Do I need insurance for traveling to Scotland?
YES! I always recommend people take travel insurance when exploring the world!
Check Travel Insurance Master for quote comparisons from different providers.
Do I need a car for visiting Scotland?
YES – If you’re wanting to explore Scotland fully then a car is worthwhile. It will get you to all the best sights and on your own timetable
I recommend DiscoverCars to compare car rental prices in Scotland
How to book accommodation in Scotland?
For hotels I recommend Booking.com
For apartments and cottages check out VRBO
Will my phone work in Scotland?
Perhaps – it depends if you have roaming enabled and beware this can be an expensive way to use your phone.
What to pack for Scotland
Keep yourself dry be prepared for any weather is my motto for Scotland! A rain jacket and comfy shoes are a must.
See my post about what to pack for Scotland
Do I need midge spray for Scotland?
YES – if you’re traveling in the summer months to any of the west coast, highlands, islands or lochs it’s recommended.
Locals swear by Avon’s Skin So Soft!
If you’re sticking to the cities or traveling in winter, early spring or late fall then you likely won’t need it.

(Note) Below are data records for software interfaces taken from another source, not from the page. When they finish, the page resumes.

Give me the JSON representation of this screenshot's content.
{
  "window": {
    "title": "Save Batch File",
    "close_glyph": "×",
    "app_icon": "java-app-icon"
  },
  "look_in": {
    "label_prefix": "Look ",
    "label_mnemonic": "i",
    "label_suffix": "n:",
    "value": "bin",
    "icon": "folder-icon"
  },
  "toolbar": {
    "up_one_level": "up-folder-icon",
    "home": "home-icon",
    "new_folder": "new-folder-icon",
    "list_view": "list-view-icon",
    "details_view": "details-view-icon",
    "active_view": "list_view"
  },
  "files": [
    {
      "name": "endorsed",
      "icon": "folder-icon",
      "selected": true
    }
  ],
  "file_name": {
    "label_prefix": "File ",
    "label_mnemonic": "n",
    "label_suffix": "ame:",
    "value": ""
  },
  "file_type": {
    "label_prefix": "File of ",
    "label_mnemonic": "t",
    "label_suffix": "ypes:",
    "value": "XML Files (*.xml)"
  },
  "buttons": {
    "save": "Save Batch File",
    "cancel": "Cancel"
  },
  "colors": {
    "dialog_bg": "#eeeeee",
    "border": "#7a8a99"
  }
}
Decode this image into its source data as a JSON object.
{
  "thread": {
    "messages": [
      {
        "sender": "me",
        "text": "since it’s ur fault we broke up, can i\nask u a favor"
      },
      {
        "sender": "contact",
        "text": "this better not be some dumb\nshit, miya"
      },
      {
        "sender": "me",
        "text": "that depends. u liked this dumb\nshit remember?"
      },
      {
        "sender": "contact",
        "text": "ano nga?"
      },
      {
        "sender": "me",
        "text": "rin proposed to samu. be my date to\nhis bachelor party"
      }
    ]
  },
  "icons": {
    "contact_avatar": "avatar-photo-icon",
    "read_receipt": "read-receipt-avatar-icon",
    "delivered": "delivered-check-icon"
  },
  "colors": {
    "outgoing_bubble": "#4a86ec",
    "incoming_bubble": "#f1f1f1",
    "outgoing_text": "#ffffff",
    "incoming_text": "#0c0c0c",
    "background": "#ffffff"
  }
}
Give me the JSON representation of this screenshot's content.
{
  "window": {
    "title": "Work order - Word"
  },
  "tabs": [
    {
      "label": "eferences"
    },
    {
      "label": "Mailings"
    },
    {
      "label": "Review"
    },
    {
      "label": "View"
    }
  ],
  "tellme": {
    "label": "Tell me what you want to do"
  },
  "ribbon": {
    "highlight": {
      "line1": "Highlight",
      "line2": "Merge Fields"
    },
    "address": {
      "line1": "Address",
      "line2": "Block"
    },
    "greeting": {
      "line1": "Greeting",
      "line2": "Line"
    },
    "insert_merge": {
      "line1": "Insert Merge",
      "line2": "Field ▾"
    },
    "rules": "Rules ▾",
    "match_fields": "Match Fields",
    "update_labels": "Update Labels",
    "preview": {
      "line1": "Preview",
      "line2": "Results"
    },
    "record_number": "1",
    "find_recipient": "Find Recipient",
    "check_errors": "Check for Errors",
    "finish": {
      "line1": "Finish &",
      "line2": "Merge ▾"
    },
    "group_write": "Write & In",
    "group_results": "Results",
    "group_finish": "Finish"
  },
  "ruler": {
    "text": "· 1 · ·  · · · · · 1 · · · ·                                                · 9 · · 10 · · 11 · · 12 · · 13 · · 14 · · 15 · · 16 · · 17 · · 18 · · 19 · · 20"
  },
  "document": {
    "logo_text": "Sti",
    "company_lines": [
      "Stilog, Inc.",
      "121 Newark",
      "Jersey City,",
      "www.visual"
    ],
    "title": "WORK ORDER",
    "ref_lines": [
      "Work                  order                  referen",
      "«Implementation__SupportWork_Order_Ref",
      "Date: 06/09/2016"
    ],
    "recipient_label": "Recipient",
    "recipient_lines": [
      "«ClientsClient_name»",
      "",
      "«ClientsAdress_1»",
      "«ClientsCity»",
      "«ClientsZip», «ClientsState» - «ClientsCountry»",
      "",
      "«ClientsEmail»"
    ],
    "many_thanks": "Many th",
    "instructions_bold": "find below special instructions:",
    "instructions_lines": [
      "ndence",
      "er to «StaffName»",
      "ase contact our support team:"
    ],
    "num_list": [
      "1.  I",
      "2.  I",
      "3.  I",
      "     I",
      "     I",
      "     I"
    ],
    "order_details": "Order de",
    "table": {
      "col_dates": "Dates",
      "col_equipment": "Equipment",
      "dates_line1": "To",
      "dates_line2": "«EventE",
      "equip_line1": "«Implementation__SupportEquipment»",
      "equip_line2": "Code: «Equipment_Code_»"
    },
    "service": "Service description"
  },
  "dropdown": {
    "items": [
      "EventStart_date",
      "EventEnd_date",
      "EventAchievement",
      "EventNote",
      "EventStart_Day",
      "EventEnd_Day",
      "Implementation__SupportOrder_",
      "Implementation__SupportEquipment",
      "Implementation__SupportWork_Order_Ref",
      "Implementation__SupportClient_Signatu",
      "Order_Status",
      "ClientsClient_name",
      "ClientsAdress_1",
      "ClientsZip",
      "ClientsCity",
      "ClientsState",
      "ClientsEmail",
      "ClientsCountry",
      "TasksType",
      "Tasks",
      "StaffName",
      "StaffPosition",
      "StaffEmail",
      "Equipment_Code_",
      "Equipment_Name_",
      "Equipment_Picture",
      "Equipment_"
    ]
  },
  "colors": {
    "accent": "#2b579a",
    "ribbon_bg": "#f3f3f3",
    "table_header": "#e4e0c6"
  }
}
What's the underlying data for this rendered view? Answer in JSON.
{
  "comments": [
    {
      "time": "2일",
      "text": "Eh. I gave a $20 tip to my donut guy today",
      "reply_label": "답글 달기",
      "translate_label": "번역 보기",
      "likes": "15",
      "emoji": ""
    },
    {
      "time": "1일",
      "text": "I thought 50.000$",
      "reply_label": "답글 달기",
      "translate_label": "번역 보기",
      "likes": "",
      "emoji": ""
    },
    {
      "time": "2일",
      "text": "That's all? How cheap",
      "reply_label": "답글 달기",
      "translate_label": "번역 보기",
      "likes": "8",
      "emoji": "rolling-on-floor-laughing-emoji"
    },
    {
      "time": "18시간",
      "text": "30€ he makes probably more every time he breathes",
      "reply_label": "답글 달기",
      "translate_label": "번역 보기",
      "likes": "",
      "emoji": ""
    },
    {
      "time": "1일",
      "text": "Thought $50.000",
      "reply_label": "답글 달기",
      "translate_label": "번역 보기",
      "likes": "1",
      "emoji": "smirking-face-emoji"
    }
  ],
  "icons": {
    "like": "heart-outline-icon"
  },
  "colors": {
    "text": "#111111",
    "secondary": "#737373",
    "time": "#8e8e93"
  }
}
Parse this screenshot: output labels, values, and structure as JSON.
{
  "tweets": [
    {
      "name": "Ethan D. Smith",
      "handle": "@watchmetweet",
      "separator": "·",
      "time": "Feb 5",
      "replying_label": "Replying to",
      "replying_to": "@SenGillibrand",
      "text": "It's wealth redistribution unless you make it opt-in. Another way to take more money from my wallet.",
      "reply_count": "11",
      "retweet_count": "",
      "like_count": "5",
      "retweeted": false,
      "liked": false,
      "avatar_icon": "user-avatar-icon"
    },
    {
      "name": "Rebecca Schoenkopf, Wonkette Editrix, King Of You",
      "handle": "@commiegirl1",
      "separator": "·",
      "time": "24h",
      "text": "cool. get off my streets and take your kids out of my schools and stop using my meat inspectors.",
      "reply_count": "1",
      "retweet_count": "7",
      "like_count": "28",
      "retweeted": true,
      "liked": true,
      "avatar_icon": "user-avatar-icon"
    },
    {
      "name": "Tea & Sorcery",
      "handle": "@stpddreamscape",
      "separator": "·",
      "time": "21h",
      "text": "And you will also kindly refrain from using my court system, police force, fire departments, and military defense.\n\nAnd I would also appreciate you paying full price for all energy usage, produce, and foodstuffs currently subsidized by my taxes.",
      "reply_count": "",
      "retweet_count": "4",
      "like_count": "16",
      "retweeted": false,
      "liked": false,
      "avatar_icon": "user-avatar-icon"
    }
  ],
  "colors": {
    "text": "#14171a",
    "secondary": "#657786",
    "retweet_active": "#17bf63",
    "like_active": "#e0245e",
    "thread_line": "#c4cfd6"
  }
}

What’s the best guidebook for Scotland?
I really like the Lonely Planet Guidebooks
Where to get flights for Scotland
Skyscanner is my first port of call for finding cheap flights to Scotland.
Do I need a visa for Scotland?
Many countries don’t need a visa for visiting Scotland as tourists (USA, Canada, Aus, NZ and Europe) – it’s always best to check first though.